The fact that the battle is taking place behind the scenes and away from the news cameras doesn’t mean that it won’t have a serious impact on the geopolitical situation:
After three hours of eloquent and emotional answers in his final news conference at the National People’s Congress annual meeting this month, Wen uttered his public political masterstroke, reopening debate on one of the most tumultuous events in the Chinese Communist Party’s history and hammering the final nail in the coffin of his great rival, the now-deposed Chongqing Communist Party boss Bo Xilai. And in striking down Bo, Wen got his revenge on a family that had opposed him and his mentor countless times in the past.

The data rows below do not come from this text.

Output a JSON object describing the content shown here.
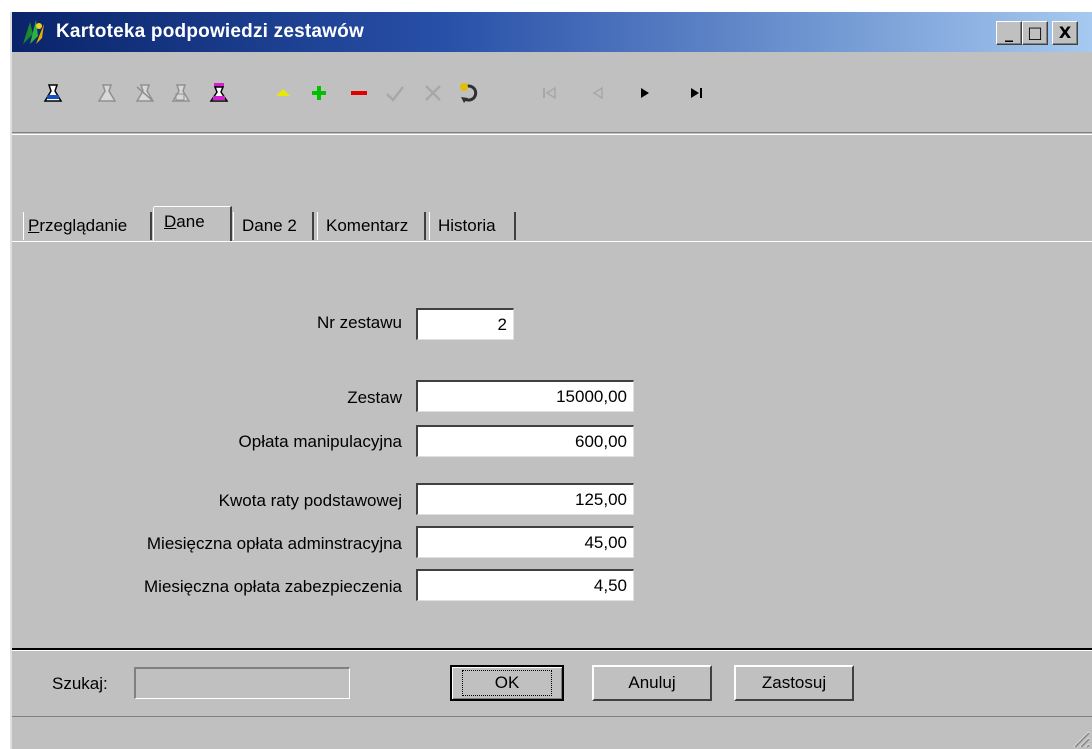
{
  "window": {
    "title": "Kartoteka podpowiedzi zestawów",
    "controls": {
      "minimize": "_",
      "maximize": "□",
      "close": "X"
    }
  },
  "toolbar": {
    "icons": [
      "first-record-icon",
      "print-icon",
      "print-preview-icon",
      "export-icon",
      "report-icon",
      "up-arrow-icon",
      "add-icon",
      "remove-icon",
      "confirm-icon",
      "cancel-icon",
      "refresh-icon",
      "nav-first-icon",
      "nav-prev-icon",
      "nav-next-icon",
      "nav-last-icon"
    ],
    "colors": {
      "up": "#e8e800",
      "add": "#00c000",
      "remove": "#e00000",
      "refresh": "#e0c000"
    }
  },
  "tabs": [
    {
      "label": "Przeglądanie",
      "underline": "P",
      "rest": "rzeglądanie"
    },
    {
      "label": "Dane",
      "underline": "D",
      "rest": "ane",
      "active": true
    },
    {
      "label": "Dane 2"
    },
    {
      "label": "Komentarz"
    },
    {
      "label": "Historia"
    }
  ],
  "form": {
    "nr_zestawu": {
      "label": "Nr zestawu",
      "value": "2"
    },
    "zestaw": {
      "label": "Zestaw",
      "value": "15000,00"
    },
    "oplata_manipulacyjna": {
      "label": "Opłata manipulacyjna",
      "value": "600,00"
    },
    "kwota_raty": {
      "label": "Kwota raty podstawowej",
      "value": "125,00"
    },
    "oplata_administracyjna": {
      "label": "Miesięczna opłata adminstracyjna",
      "value": "45,00"
    },
    "oplata_zabezpieczenia": {
      "label": "Miesięczna opłata zabezpieczenia",
      "value": "4,50"
    }
  },
  "footer": {
    "search_label": "Szukaj:",
    "search_value": "",
    "ok": "OK",
    "cancel": "Anuluj",
    "apply": "Zastosuj"
  }
}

Responding to a gently phrased question about Chongqing, Wen foreshadowed Bo’s political execution, a seismic leadership rupture announced the following day that continues to convulse China’s political landscape to an extent not seen since 1989. But the addendum that followed might be even more significant. Indirectly, but unmistakably, Wen defined Bo as man who wanted to repudiate China’s decades-long effort to reform its economy, open to the world, and allow its citizens to experience modernity. He framed the struggle over Bo’s legacy as a choice between urgent political reforms and “such historical tragedies as the Cultural Revolution,” culminating a 30-year battle for two radically different versions of China, of which Bo Xilai and Wen Jiabao are the ideological heirs. In Wen’s world, bringing down Bo is the first step in a battle between China’s Maoist past and a more democratic future as personified by his beloved mentor, 1980s Communist Party chief Hu Yaobang. His words blew open the facade of party unity that had held since the massacres of Tiananmen Square.
This October, the Communist Party will likely execute a once-in-a-decade leadership transition in which President Hu Jintao and Premier Wen hand over to a new team led by current Vice President Xi Jinping. The majority of leaders will retire from the elite Politburo Standing Committee, and the turnover will extend down through lower tiers of the Communist Party, the government, and the military. Wen hopes his words influence who gets key posts, what ideological course they will set, and how history records his own career.
The vicissitudes of civil war amongst the Chinese nomenklatura aside, I thought this was a particularly illuminating, if ironic, comment. “Hu taught his children to resist the idea, wired into the Communist Party psyche, that they had any particular hereditary right to high office.”
And thus we see the Ciceronian political cycle at work, as democracy, aristocracy, and tyranny all represent temporary phases rather than stases.